> Work instruction
Copy the entries character for character.

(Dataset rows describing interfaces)

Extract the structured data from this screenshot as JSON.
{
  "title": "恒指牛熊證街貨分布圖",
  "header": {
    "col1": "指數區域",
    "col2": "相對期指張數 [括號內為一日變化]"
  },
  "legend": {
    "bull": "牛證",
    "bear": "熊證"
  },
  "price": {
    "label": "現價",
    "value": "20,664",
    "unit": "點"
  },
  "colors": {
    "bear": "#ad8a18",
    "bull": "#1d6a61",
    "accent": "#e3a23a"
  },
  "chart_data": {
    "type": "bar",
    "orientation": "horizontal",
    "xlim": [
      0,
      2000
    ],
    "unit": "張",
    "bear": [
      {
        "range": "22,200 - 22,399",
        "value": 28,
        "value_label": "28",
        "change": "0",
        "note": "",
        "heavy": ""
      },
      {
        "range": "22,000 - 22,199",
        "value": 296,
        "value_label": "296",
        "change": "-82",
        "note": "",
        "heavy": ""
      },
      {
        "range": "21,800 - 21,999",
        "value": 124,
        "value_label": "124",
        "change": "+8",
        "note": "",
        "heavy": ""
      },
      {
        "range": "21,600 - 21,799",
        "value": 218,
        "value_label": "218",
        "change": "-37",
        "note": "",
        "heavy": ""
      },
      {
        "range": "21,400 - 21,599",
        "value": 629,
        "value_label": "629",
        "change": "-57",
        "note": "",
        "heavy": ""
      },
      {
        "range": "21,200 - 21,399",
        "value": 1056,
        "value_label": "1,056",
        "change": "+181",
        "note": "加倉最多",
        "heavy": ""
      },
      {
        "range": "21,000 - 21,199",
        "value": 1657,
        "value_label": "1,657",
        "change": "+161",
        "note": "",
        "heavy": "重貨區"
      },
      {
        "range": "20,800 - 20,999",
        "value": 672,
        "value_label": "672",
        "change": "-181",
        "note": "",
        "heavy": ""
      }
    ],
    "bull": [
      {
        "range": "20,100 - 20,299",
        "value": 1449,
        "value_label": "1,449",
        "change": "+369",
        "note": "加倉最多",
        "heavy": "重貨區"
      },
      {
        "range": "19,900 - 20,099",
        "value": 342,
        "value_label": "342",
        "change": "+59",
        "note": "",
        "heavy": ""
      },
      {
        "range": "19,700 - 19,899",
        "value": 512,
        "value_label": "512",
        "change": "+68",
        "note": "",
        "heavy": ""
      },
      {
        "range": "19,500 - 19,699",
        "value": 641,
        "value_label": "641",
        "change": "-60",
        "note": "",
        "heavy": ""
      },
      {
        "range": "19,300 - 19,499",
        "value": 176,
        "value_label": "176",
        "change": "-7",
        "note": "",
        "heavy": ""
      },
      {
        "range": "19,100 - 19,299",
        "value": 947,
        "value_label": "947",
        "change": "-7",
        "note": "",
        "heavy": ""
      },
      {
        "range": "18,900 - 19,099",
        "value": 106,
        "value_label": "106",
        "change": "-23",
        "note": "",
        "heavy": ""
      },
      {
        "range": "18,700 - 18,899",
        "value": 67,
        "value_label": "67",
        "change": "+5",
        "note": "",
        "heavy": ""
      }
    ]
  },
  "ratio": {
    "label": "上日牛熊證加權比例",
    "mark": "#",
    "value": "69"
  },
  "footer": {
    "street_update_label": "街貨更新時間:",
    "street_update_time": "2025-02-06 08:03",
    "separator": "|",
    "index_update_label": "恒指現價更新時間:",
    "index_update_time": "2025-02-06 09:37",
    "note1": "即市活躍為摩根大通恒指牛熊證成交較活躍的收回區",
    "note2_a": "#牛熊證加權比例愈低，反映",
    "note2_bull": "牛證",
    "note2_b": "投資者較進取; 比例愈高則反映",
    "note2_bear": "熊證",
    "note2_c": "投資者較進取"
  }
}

> Expected answer
Extract the structured data from this screenshot as JSON.
{
  "title": "恒指牛熊證街貨分布圖",
  "header": {
    "col1": "指數區域",
    "col2": "相對期指張數 [括號內為一日變化]"
  },
  "legend": {
    "bull": "牛證",
    "bear": "熊證"
  },
  "price": {
    "label": "現價",
    "value": "20,664",
    "unit": "點"
  },
  "colors": {
    "bear": "#ad8a18",
    "bull": "#1d6a61",
    "accent": "#e3a23a"
  },
  "chart_data": {
    "type": "bar",
    "orientation": "horizontal",
    "xlim": [
      0,
      2000
    ],
    "unit": "張",
    "bear": [
      {
        "range": "22,200 - 22,399",
        "value": 28,
        "value_label": "28",
        "change": "0",
        "note": "",
        "heavy": ""
      },
      {
        "range": "22,000 - 22,199",
        "value": 296,
        "value_label": "296",
        "change": "-82",
        "note": "",
        "heavy": ""
      },
      {
        "range": "21,800 - 21,999",
        "value": 124,
        "value_label": "124",
        "change": "+8",
        "note": "",
        "heavy": ""
      },
      {
        "range": "21,600 - 21,799",
        "value": 218,
        "value_label": "218",
        "change": "-37",
        "note": "",
        "heavy": ""
      },
      {
        "range": "21,400 - 21,599",
        "value": 629,
        "value_label": "629",
        "change": "-57",
        "note": "",
        "heavy": ""
      },
      {
        "range": "21,200 - 21,399",
        "value": 1056,
        "value_label": "1,056",
        "change": "+181",
        "note": "加倉最多",
        "heavy": ""
      },
      {
        "range": "21,000 - 21,199",
        "value": 1657,
        "value_label": "1,657",
        "change": "+161",
        "note": "",
        "heavy": "重貨區"
      },
      {
        "range": "20,800 - 20,999",
        "value": 672,
        "value_label": "672",
        "change": "-181",
        "note": "",
        "heavy": ""
      }
    ],
    "bull": [
      {
        "range": "20,100 - 20,299",
        "value": 1449,
        "value_label": "1,449",
        "change": "+369",
        "note": "加倉最多",
        "heavy": "重貨區"
      },
      {
        "range": "19,900 - 20,099",
        "value": 342,
        "value_label": "342",
        "change": "+59",
        "note": "",
        "heavy": ""
      },
      {
        "range": "19,700 - 19,899",
        "value": 512,
        "value_label": "512",
        "change": "+68",
        "note": "",
        "heavy": ""
      },
      {
        "range": "19,500 - 19,699",
        "value": 641,
        "value_label": "641",
        "change": "-60",
        "note": "",
        "heavy": ""
      },
      {
        "range": "19,300 - 19,499",
        "value": 176,
        "value_label": "176",
        "change": "-7",
        "note": "",
        "heavy": ""
      },
      {
        "range": "19,100 - 19,299",
        "value": 947,
        "value_label": "947",
        "change": "-7",
        "note": "",
        "heavy": ""
      },
      {
        "range": "18,900 - 19,099",
        "value": 106,
        "value_label": "106",
        "change": "-23",
        "note": "",
        "heavy": ""
      },
      {
        "range": "18,700 - 18,899",
        "value": 67,
        "value_label": "67",
        "change": "+5",
        "note": "",
        "heavy": ""
      }
    ]
  },
  "ratio": {
    "label": "上日牛熊證加權比例",
    "mark": "#",
    "value": "69"
  },
  "footer": {
    "street_update_label": "街貨更新時間:",
    "street_update_time": "2025-02-06 08:03",
    "separator": "|",
    "index_update_label": "恒指現價更新時間:",
    "index_update_time": "2025-02-06 09:37",
    "note1": "即市活躍為摩根大通恒指牛熊證成交較活躍的收回區",
    "note2_a": "#牛熊證加權比例愈低，反映",
    "note2_bull": "牛證",
    "note2_b": "投資者較進取; 比例愈高則反映",
    "note2_bear": "熊證",
    "note2_c": "投資者較進取"
  }
}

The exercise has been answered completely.